• [THE PROBLEM]:
For the entries that follow, report how many lines include the word "command" and add nothing.

• [AVAILABLE DATA]:
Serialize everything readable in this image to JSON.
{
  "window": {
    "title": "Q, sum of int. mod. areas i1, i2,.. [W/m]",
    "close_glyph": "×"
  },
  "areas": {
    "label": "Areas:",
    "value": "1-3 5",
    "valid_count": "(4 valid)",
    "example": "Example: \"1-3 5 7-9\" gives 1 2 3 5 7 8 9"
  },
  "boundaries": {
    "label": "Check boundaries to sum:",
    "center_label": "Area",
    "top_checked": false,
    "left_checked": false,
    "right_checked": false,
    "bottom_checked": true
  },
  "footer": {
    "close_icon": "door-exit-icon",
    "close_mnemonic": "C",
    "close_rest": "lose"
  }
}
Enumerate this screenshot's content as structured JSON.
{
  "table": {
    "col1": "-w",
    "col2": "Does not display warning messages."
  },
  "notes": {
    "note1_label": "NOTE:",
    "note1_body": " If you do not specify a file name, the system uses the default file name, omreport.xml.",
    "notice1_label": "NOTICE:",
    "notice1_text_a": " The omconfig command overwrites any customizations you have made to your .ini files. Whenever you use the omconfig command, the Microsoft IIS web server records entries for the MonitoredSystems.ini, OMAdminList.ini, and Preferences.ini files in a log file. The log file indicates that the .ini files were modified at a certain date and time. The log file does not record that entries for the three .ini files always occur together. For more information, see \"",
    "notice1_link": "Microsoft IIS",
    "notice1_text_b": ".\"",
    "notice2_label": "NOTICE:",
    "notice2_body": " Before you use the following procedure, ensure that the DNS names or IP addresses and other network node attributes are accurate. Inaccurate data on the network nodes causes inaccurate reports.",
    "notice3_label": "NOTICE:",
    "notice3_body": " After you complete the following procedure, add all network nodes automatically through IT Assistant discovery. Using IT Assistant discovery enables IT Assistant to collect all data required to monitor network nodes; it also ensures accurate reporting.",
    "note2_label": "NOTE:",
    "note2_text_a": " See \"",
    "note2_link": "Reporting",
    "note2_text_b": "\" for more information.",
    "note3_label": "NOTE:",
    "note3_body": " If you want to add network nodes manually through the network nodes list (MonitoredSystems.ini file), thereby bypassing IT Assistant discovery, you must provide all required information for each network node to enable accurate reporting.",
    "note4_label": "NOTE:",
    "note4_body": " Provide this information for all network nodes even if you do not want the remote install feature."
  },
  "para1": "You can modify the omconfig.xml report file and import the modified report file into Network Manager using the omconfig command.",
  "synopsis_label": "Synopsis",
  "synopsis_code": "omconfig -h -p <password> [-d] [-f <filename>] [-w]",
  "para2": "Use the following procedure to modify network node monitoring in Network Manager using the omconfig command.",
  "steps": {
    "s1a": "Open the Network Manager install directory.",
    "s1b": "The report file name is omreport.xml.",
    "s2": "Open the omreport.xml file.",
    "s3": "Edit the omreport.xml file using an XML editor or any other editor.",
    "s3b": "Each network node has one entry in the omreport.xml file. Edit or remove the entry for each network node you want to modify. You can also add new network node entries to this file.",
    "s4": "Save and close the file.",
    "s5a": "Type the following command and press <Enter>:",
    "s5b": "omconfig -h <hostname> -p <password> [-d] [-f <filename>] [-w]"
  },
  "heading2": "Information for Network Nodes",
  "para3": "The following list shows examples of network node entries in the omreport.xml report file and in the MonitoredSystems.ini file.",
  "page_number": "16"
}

• [COMPLETED TASK]:
4